May 8, 1945, officially marked the end of World War II in Europe and is known a V-E (Victory in Europe) Day. Members of Veterans of Foreign Wars Post 2591 wanted to pay tribute to veterans who served not only in Europe, but during the entire war.

Gary Gill, post service officer, led a short program on Wednesday with six World War II veterans in attendance. Gill, a Vietnam veteran, used to talk to his father, a World War II veteran, about the wars they fought in. They’d look through old yearbooks and discuss who went in the service and who didn’t.

His father would say, “I guess that’s one of the big differences between your generation and my generation. We never asked that question because we all served.”
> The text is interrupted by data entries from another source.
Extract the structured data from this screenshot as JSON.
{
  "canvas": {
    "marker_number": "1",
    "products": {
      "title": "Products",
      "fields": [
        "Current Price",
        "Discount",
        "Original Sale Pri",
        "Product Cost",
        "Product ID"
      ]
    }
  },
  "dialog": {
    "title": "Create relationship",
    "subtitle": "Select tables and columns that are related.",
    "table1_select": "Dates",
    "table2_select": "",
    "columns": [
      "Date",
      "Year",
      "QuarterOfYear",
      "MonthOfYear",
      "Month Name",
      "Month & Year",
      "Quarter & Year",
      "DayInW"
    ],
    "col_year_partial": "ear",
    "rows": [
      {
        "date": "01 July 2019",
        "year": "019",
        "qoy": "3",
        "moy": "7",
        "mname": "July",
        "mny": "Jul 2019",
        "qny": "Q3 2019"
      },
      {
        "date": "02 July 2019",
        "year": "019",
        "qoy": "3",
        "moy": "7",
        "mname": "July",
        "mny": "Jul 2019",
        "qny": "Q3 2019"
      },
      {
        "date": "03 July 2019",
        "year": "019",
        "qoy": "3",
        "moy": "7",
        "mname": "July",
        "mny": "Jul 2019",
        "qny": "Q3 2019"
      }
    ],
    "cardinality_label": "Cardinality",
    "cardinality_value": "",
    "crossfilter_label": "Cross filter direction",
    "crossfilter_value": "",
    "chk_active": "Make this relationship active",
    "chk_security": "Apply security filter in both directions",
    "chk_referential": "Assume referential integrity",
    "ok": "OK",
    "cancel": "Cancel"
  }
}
Charlie Bell, of Sedalia, was 18 when he went into the Army. He served from 1943 to 1945 in Europe with the 25th Reconnaissance Cavalry as a gunner on a light tank. Before he joined the service, he had never been out of Missouri.

“Most people don’t realize all of us were real young. When they took us in, they didn’t tell you where you was going, how long you were going to be there and that we can keep you as long as we need you,” he said. “I went and I’m glad I got through it.”

Marion Schmidt, of Sedalia, was 23 when he went into the service. He was a combat infantryman in a mortar platoon with the 20th Armored Division in Europe. The reason he attended the program was, “I wanted to see some of the other fellows who were in the war with me,” he said.

Otis Thomas, of Sedalia, is a Marine Corps veteran who served in the South Pacific and fought in Japan. His unit was relieved when they heard the war in Europe had ended.

“We were going to get some help finally in the Pacific,” he said. He served from 1943 to 1946.

Dick Crawford, a Navy gunner’s mate, served aboard the USS Haggard in the South Pacific for a little over two years.

“On April 29, 1945, we got hit by kamikazes just south of Okinawa and I was one of the survivors,” he said.

George Whitman, of Sedalia, was a mechanic in the Navy. He served from 1942 to 1945 and spent most of his time in South America. When he went into the service, he had never been out of Florida. He recalled once he left, he saw snow for the first time.

Leo Richards served with the Army in Europe from 1941 to 1945. He made it as far as Berlin.

“The reason I came was to see these fellows right here,” he said.

The men reminisced about their war adventures and talked about everything from their first train ride to basic training to being in battle.

“The appreciation that we have for your service, the things that you did for us. It could be a totally different world,” Gill said. “Tom Brokaw hit it square. You guys are the greatest generation and we appreciate everything. That’s why we wanted to have a remembrance today with V-E Day.”

The post plans to have another ceremony in December to mark the anniversary of the bombing of Pearl Harbor.